State needs to amend its failed drug policies
Reading Douglas Turner’s column, “State must never allow recreational marijuana,” was like taking a trip back through time to the era of “reefer madness.” Like the architect of marijuana prohibition, Harry J. Anslinger, Turner conflates marijuana with heroin, and then jumps on the most recent, high-profile celebrity heroin overdose to crusade against marijuana and call for endless marijuana arrests. In other words, he wants more of the same failed policies that have gotten us where we are today.
Heroin and painkillers pose very real public health problems that are killing people across New York every single month, and people seeking treatment are often “waitlisted” for lack of resources. Assemblywoman Crystal Peoples-Stokes’ recently introduced bill to legalize, tax and regulate marijuana in a manner similar to alcohol includes a provision that would dedicate a significant portion of marijuana tax receipts to the Office of Alcohol and Substance Abuse Services for expanded treatment and prevention programs.

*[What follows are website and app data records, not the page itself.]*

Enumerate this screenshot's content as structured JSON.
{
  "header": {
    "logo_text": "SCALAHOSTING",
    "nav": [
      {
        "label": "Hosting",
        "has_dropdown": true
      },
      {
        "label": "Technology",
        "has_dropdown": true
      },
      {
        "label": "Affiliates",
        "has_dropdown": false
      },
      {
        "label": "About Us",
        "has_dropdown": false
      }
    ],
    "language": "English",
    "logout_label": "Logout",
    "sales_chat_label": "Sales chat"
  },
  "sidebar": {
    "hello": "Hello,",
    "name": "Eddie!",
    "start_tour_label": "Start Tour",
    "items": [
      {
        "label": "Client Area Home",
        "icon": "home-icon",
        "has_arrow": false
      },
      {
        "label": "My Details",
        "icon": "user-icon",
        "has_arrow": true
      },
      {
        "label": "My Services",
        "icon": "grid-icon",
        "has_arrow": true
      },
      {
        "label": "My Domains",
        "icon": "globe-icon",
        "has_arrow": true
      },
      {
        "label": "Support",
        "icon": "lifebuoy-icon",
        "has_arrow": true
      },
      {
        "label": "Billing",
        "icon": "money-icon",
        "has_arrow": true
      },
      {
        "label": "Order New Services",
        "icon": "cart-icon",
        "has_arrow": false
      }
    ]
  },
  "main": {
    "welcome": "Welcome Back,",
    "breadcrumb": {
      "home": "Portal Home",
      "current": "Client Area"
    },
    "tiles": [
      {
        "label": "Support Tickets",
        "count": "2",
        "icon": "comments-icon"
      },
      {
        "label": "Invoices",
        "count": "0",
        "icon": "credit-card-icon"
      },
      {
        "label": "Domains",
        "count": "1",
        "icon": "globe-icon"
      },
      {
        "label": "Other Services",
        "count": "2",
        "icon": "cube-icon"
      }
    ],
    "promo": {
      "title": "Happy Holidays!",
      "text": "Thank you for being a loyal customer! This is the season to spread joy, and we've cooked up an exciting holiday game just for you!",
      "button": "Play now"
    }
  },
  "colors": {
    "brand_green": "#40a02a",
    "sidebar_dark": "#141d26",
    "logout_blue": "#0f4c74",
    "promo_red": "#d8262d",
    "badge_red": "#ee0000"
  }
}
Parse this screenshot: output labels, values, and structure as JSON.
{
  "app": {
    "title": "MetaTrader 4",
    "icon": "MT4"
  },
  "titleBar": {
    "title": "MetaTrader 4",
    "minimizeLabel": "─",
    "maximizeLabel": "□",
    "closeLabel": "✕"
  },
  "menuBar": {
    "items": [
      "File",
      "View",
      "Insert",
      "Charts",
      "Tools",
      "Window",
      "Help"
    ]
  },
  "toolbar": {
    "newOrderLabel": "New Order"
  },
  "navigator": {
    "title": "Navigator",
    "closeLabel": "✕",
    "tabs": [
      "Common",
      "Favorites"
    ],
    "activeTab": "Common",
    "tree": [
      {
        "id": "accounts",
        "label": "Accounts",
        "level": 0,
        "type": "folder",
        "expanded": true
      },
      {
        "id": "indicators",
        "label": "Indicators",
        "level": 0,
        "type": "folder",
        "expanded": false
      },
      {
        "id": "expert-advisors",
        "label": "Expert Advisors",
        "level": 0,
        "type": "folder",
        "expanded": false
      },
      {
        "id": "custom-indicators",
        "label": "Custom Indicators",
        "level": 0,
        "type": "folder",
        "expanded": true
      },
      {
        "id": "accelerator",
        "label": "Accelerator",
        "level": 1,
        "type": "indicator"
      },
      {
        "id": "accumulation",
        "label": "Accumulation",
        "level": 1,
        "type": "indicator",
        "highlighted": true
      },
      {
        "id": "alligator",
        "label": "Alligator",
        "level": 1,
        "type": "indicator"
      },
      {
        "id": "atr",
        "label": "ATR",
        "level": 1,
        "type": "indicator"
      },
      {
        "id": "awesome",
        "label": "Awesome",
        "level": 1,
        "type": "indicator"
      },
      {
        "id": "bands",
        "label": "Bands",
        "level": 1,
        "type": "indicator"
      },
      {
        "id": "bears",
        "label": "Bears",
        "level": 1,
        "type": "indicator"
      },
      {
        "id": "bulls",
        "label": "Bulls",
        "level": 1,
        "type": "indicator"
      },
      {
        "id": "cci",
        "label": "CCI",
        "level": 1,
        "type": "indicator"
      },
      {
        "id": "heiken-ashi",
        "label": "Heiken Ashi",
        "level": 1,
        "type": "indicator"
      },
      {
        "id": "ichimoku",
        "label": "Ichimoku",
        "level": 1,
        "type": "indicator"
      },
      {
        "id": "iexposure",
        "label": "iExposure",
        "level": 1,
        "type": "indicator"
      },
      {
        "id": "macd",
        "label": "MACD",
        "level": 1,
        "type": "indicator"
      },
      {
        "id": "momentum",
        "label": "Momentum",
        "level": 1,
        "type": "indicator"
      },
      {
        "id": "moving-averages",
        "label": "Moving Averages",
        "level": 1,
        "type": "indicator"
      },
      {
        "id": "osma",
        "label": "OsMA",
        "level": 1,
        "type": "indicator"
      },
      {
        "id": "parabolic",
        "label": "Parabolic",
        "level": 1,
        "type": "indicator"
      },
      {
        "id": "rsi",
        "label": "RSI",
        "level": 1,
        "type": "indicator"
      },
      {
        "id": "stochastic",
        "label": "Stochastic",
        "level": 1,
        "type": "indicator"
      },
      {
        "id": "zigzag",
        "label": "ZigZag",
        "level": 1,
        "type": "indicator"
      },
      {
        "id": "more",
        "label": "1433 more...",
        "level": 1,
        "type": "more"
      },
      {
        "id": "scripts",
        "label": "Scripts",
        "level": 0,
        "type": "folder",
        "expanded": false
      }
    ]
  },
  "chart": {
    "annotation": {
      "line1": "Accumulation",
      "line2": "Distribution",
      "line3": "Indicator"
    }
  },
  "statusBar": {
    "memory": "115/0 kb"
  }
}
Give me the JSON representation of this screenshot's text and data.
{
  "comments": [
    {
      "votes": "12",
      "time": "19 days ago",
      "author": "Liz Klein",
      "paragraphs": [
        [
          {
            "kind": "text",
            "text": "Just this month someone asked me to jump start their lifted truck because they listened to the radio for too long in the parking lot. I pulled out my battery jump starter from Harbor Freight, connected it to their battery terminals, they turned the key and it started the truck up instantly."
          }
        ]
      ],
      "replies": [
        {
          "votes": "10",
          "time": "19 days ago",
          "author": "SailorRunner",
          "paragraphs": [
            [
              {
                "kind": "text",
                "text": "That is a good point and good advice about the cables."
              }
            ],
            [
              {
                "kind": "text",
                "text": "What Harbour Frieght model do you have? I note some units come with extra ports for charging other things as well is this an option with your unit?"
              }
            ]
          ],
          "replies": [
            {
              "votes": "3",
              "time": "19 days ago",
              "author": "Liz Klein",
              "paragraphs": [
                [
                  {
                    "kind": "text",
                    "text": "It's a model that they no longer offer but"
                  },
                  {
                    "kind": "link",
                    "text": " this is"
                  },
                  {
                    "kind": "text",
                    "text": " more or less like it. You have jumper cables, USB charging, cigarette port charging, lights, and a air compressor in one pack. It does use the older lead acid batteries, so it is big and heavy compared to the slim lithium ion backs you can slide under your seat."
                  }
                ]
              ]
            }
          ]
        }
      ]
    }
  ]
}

This seems to me to be a more reasonable and rational approach that has the added benefit of allowing police, courts and prosecutors to spend time and resources on more important tasks than finding and prosecuting adults who use marijuana.
Co-founder and Director
New York Cannabis Alliance